Why have a policy
A policy shows you’re serious about people’s safety: about preventing work-related injury and illness. It puts this commitment down on paper and out in your workplace once you display it on walls and noticeboards.
Even if you have a small business and employ only a handful of workers, you can’t afford to assume everyone knows what’s required with health and safety.
You should also never assume that safety is ‘common sense’ — a workplace that relies solely on ‘common sense’ is likely to be unsafe.
What your policy should contain
Your policy should state the responsibilities of everyone and set the rules and standards you expect everyone to follow. This reinforces the message that although you as a person conducting a business or undertaking (PCBU) have a responsibility for safety, everyone else is responsible too.
You can delegate health and safety tasks to others — such as your managers, supervisors, and health and safety committee members — but as the PCBU you still have overall responsibility for work health and safety.
State what management will do
Your policy should start with a statement about your overall safety goal or aim, for example: ‘We will provide a workplace free from risks’ or ‘We aim to reduce our injury rates’.
It’s important to then state how you’ll do those things.
What are the practical things your managers, supervisors and the PCBU will be responsible for to manage WHS?
Your policy should include your commitment to:
- providing/maintaining a work environment free from risks to health and safety
- providing/maintaining safe equipment, structures and safe systems of work
- ensuring the safe use, handling and storage of equipment, structures and substances
- providing adequate facilities for the welfare of workers (for example, toilets and tea rooms)
- providing any information, training, instruction or supervision that’s necessary to protect people from risks to their health and safety arising from work activities
- making sure that the health of workers and the conditions at the workplace are monitored in order to prevent illness or injury
- consulting with workers on all matters relating to work health and safety.
State what workers will do
Workers have rights and responsibilities, so state the rules and standards you expect them to follow:
- take reasonable care for their own health and safety
- take reasonable care that what they do (or what they don’t do) doesn’t adversely affect the health and safety of other people
- comply (so far as they are reasonably able to) with any reasonable instruction given by management
- co-operate with any reasonable policy or procedure for work health and safety that has been communicated to them (you may want to mention the safe work procedures you have in place)
- not misuse or interfere with anything provided for work health and safety
- report all incidents and near misses immediately, no matter how trivial
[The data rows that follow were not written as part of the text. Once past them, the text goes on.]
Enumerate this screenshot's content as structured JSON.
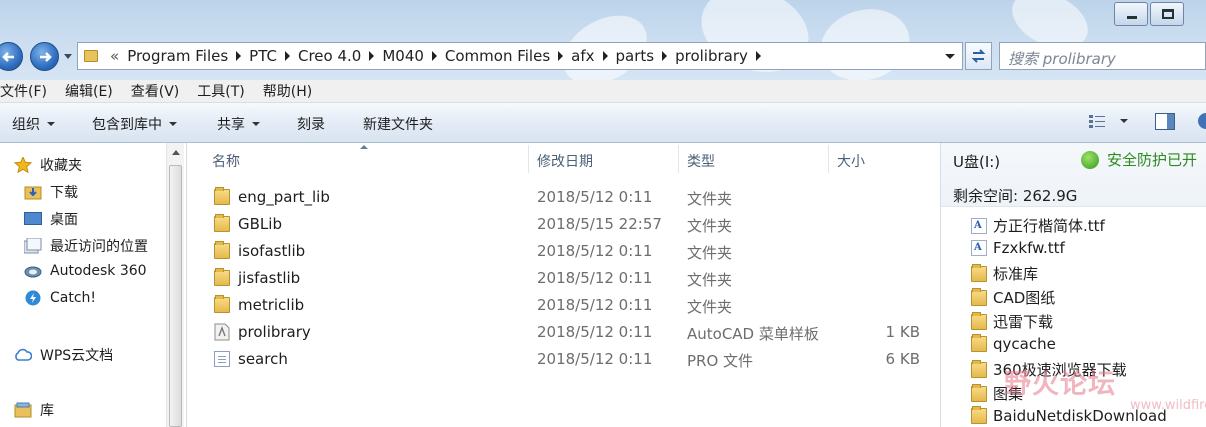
{
  "address": {
    "overflow": "«",
    "crumbs": [
      "Program Files",
      "PTC",
      "Creo 4.0",
      "M040",
      "Common Files",
      "afx",
      "parts",
      "prolibrary"
    ],
    "search_placeholder": "搜索 prolibrary"
  },
  "menu": [
    "文件(F)",
    "编辑(E)",
    "查看(V)",
    "工具(T)",
    "帮助(H)"
  ],
  "toolbar": {
    "organize": "组织",
    "include_in_library": "包含到库中",
    "share": "共享",
    "burn": "刻录",
    "new_folder": "新建文件夹"
  },
  "nav": {
    "favorites": "收藏夹",
    "downloads": "下载",
    "desktop": "桌面",
    "recent": "最近访问的位置",
    "autodesk": "Autodesk 360",
    "catch": "Catch!",
    "wps": "WPS云文档",
    "libraries": "库"
  },
  "columns": {
    "name": "名称",
    "date": "修改日期",
    "type": "类型",
    "size": "大小"
  },
  "files": [
    {
      "name": "eng_part_lib",
      "date": "2018/5/12 0:11",
      "type": "文件夹",
      "size": "",
      "icon": "folder-icon"
    },
    {
      "name": "GBLib",
      "date": "2018/5/15 22:57",
      "type": "文件夹",
      "size": "",
      "icon": "folder-icon"
    },
    {
      "name": "isofastlib",
      "date": "2018/5/12 0:11",
      "type": "文件夹",
      "size": "",
      "icon": "folder-icon"
    },
    {
      "name": "jisfastlib",
      "date": "2018/5/12 0:11",
      "type": "文件夹",
      "size": "",
      "icon": "folder-icon"
    },
    {
      "name": "metriclib",
      "date": "2018/5/12 0:11",
      "type": "文件夹",
      "size": "",
      "icon": "folder-icon"
    },
    {
      "name": "prolibrary",
      "date": "2018/5/12 0:11",
      "type": "AutoCAD 菜单样板",
      "size": "1 KB",
      "icon": "autocad-file-icon"
    },
    {
      "name": "search",
      "date": "2018/5/12 0:11",
      "type": "PRO 文件",
      "size": "6 KB",
      "icon": "document-icon"
    }
  ],
  "right_pane": {
    "drive": "U盘(I:)",
    "safety": "安全防护已开",
    "free_space": "剩余空间: 262.9G",
    "items": [
      {
        "label": "方正行楷简体.ttf",
        "icon": "font-file-icon"
      },
      {
        "label": "Fzxkfw.ttf",
        "icon": "font-file-icon"
      },
      {
        "label": "标准库",
        "icon": "folder-icon"
      },
      {
        "label": "CAD图纸",
        "icon": "folder-icon"
      },
      {
        "label": "迅雷下载",
        "icon": "folder-icon"
      },
      {
        "label": "qycache",
        "icon": "folder-icon"
      },
      {
        "label": "360极速浏览器下载",
        "icon": "folder-icon"
      },
      {
        "label": "图集",
        "icon": "folder-icon"
      },
      {
        "label": "BaiduNetdiskDownload",
        "icon": "folder-icon"
      }
    ]
  },
  "watermark": {
    "text": "野火论坛",
    "url": "www.wildfire.cn"
  }
}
- engage in consultation with management to identify, assess and control hazards and the effectiveness of such controls
- report all known or observed hazards to their supervisor or manager.
Involve your workers as you develop your policy so it becomes a shared commitment to health and safety.
Other matters to consider
- Note or refer to your risk management process. Does your policy reflect the nature of your workplace activities and scale of safety risks you have?
- List any Australian Standards and laws other than the work health and safety act and regulations that you need to comply with
- Include any measurable safety targets you’re working towards, or specific safety issues you want to address as an organisation
- Define the consultation process you have to ensure all your workers are included in decision making for safety. List how you’ll provide safety information to your workers, contractors and visitors
- Explain how you’ll implement your policy
- Make sure the policy is supported and signed off at the highest level; for example, the managing director or chief executive officer.
Communicate your policy
Once you’ve developed your policy, display it prominently.
Tell everyone about it so they know what they should expect and what is expected of them:
- go through it at a staff or toolbox meeting
- include it in inductions for new workers.
Review your policy regularly (at least once a year) to ensure it remains relevant and effective.
Why have safe work procedures
Safe work procedures are a practical and consistent way for everyone to commit to safety. They clearly:
- document the sequence of steps for doing the task safely
- incorporate the appropriate risk control measures into those steps.
When trained how to use a safe work procedure, everyone in your workplace will know the safe way to do their job, and will work the same way. They won’t need to guess or make things up as they go along.
It’s important that your safe work procedures are specific to the work tasks, equipment and chemicals in your workplace — and if necessary, each worksite in your organisation.
This is especially important when/where:
- your procedures are for activities that carry risk: such as construction work or the use of hazardous chemicals
- your work tasks are complex or detailed
- you have specific requirements for emergency procedures
- there are specific certification/licensing requirements for workers using certain equipment or performing certain processes/tasks.
What to include
- A description of the activity/process
- The person or position who is responsible for supervising the activity/process (if you use a person’s name, make sure you update the procedure if that person leaves or is no longer responsible for supervising)
- A step-by-step explanation of the stages that make up the activity/process, from beginning to end
- An explanation of the potential hazards and safety controls needed to reduce potential risk
- Any other safety precautions to be taken while performing the activity/ process.
Consult with your workers
Don’t underestimate your workers’ input: they often have first-hand knowledge, experience and ideas about how to reduce safety risks, make improvements and find solutions.
Look at information from manufacturers, suppliers, operator’s manuals and relevant codes of practice.